▶ DESCRIPTION OF THE TASK
Filter the entries below, keeping every line that has the word "Soluções".

Recorded data:

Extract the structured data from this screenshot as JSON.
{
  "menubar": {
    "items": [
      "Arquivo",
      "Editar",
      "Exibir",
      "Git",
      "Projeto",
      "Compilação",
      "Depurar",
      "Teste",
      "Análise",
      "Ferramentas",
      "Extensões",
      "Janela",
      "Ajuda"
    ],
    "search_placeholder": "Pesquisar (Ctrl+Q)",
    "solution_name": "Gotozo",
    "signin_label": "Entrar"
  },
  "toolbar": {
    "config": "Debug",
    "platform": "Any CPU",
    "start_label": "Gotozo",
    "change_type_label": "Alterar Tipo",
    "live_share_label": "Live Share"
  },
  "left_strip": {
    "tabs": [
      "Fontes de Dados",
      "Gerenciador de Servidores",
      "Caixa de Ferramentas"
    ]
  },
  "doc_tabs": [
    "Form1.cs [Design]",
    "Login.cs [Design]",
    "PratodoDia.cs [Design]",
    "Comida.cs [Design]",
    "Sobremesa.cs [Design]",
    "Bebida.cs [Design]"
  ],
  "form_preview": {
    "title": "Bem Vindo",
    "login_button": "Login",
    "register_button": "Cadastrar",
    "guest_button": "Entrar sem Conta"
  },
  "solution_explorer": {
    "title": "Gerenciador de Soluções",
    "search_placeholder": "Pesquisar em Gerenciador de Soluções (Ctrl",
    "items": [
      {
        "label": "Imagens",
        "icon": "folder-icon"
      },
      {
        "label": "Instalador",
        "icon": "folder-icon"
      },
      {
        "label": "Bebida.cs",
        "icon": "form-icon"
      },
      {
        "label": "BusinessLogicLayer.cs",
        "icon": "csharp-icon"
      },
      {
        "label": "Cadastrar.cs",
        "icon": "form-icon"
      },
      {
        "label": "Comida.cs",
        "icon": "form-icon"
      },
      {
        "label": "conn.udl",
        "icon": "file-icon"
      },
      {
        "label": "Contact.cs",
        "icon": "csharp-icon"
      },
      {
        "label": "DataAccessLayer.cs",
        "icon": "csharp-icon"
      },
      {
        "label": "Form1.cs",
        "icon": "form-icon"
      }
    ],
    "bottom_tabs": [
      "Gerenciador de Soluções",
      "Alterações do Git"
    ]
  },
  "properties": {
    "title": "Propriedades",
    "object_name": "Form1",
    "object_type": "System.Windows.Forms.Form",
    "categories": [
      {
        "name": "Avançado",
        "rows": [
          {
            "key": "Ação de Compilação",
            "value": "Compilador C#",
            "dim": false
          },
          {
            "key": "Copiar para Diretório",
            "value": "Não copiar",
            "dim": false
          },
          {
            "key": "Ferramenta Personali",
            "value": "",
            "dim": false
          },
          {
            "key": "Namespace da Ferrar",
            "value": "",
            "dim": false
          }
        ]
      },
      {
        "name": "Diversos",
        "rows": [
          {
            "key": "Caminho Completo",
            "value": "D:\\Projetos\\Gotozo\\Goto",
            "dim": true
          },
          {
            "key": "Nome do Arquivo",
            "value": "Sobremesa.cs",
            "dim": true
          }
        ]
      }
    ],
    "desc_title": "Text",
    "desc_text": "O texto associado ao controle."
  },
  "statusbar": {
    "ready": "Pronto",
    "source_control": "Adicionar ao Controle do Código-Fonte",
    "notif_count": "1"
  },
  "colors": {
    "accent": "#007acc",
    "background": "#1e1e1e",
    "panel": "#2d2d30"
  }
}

▶ ANSWER FOR THE TASK
    "title": "Gerenciador de Soluções",
    "search_placeholder": "Pesquisar em Gerenciador de Soluções (Ctrl",
      "Gerenciador de Soluções",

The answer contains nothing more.